  1. Hua-Tay Lin and
  2. Mrityunjay Singh
  1. Michael C. Halbig

Published Online: 26 MAR 2008

DOI: 10.1002/9780470294741.ch49

26th Annual Conference on Composites, Advanced Ceramics, Materials, and Structures: A: Ceramic Engineering and Science Proceedings, Volume 23, Issue 3

26th Annual Conference on Composites, Advanced Ceramics, Materials, and Structures: A: Ceramic Engineering and Science Proceedings, Volume 23, Issue 3

How to Cite

Halbig, M. C. (2008) The Influence of Temperature, Stress, and Environment on the Oxidation and Life of C/SiC Composites, in 26th Annual Conference on Composites, Advanced Ceramics, Materials, and Structures: A: Ceramic Engineering and Science Proceedings, Volume 23, Issue 3 (eds H.-T. Lin and M. Singh), John Wiley & Sons, Inc., Hoboken, NJ, USA. doi: 10.1002/9780470294741.ch49

Author Information

  1. Army Research Labs - Vehicle Technology Directorate NASA Glenn Research Center 21000 Brookpark Rd. MS 106–1 Cleveland, OH, 44135

Publication History

  1. Published Online: 26 MAR 2008
  2. Published Print: 1 JAN 2002

ISBN Information

Print ISBN: 9780470375785

Online ISBN: 9780470294741

SEARCH

Keywords:

  • carbon fibers;
  • oxidation;
  • crystallinity;
  • pre-cracked matrix;
  • difusion

Summary

Experimental tests were conducted to determine the effect of temperature, sustained tensile load, and environment on the oxidation of continuous carbon fibers within a C/SiC composite.

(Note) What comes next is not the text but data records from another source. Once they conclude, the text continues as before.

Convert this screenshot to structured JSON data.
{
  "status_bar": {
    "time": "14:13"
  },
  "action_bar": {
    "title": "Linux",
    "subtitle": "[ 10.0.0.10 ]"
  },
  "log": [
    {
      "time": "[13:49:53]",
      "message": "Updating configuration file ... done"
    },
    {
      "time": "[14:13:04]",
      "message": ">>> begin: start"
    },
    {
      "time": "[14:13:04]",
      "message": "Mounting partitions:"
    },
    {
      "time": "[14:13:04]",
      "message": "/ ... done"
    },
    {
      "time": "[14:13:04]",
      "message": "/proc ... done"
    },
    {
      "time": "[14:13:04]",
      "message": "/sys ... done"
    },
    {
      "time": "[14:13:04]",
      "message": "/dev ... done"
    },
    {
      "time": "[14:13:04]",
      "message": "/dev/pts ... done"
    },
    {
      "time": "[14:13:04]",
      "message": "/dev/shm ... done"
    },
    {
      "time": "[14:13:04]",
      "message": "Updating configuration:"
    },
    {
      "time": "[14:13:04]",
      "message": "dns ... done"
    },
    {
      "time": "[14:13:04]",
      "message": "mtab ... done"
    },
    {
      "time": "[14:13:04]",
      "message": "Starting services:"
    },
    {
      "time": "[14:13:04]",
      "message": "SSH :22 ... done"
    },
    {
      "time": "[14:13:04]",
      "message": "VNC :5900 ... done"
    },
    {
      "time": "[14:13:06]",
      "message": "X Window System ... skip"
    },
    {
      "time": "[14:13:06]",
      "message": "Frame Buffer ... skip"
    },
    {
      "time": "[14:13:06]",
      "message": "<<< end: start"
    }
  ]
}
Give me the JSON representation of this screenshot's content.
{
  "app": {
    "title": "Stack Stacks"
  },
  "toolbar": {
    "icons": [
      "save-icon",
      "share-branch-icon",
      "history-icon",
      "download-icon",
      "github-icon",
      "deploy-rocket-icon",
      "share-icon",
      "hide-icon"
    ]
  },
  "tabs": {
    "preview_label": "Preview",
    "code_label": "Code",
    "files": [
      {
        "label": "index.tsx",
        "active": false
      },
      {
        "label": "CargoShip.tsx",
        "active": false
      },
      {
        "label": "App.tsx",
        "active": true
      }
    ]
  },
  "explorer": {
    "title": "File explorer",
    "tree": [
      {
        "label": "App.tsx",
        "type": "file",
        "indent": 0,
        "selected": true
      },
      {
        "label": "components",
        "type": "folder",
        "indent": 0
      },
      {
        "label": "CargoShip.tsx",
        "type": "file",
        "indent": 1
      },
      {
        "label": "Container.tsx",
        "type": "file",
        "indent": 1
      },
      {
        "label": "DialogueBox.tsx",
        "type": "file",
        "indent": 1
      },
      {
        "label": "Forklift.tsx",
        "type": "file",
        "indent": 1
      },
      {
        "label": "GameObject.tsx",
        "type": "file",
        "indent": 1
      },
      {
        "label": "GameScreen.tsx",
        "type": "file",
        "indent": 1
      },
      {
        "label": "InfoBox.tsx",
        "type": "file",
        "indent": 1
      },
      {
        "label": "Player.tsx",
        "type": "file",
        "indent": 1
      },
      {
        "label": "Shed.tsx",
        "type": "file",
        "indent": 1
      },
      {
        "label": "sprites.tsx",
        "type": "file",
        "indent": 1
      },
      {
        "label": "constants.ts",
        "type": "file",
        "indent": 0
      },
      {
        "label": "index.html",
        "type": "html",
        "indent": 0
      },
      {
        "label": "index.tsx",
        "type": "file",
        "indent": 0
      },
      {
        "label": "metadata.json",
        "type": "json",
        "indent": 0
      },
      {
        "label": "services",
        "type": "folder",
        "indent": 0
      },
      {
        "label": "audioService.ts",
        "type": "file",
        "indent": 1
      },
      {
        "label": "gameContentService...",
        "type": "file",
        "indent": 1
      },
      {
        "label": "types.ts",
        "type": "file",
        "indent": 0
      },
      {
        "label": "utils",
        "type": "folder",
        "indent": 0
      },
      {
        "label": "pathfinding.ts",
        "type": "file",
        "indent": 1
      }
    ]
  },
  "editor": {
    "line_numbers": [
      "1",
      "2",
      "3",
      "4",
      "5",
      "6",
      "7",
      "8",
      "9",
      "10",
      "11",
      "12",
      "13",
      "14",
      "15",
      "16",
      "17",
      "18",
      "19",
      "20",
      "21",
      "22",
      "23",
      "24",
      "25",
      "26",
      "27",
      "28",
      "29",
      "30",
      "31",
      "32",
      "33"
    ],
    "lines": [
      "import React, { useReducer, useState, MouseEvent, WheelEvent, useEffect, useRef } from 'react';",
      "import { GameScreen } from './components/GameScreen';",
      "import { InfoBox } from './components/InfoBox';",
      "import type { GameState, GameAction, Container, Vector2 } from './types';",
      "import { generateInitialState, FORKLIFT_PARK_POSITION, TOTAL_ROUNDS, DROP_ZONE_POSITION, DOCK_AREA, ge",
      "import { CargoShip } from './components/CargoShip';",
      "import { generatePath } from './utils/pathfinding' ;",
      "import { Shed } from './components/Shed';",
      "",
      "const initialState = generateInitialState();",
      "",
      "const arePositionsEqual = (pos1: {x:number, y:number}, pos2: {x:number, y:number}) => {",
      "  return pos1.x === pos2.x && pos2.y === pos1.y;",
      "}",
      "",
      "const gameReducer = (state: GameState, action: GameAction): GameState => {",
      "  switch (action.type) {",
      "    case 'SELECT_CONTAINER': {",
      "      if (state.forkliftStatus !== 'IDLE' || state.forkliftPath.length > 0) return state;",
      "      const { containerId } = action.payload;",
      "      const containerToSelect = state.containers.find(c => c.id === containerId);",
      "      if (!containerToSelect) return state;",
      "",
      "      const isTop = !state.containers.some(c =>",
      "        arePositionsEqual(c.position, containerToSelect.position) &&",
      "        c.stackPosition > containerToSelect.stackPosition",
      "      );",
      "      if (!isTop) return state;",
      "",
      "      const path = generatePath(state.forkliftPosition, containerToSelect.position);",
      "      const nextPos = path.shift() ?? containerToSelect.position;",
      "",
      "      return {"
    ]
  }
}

Stressed oxidation (stress rupture) tests were conducted in air and oxygen environments at temperatures of 800°C and 1200°C at sustained loads corresponding to initial stresses of 35, 69, and 138 MPa. The influence of these variables on carbon consumption and composite lives will be discussed. The microstructural analysis of polished cross-sections showing oxidation trends will be presented. It was found that stress and temperature influenced crack openings and thus the oxidation of carbon fibers in the pre-cracked composites. Temperature determined the kinetic regime in which carbon-oxygen reactions occurred as demonstrated by oxidation trends. The oxygen environment contributed to faster rates of carbon consumption compared to the rate in an air environment and therefore time to failure was dependent on the oxidizing environment as well as temperature. Coupon failure was dependent on the volume of carbon fibers consumed and the applied load.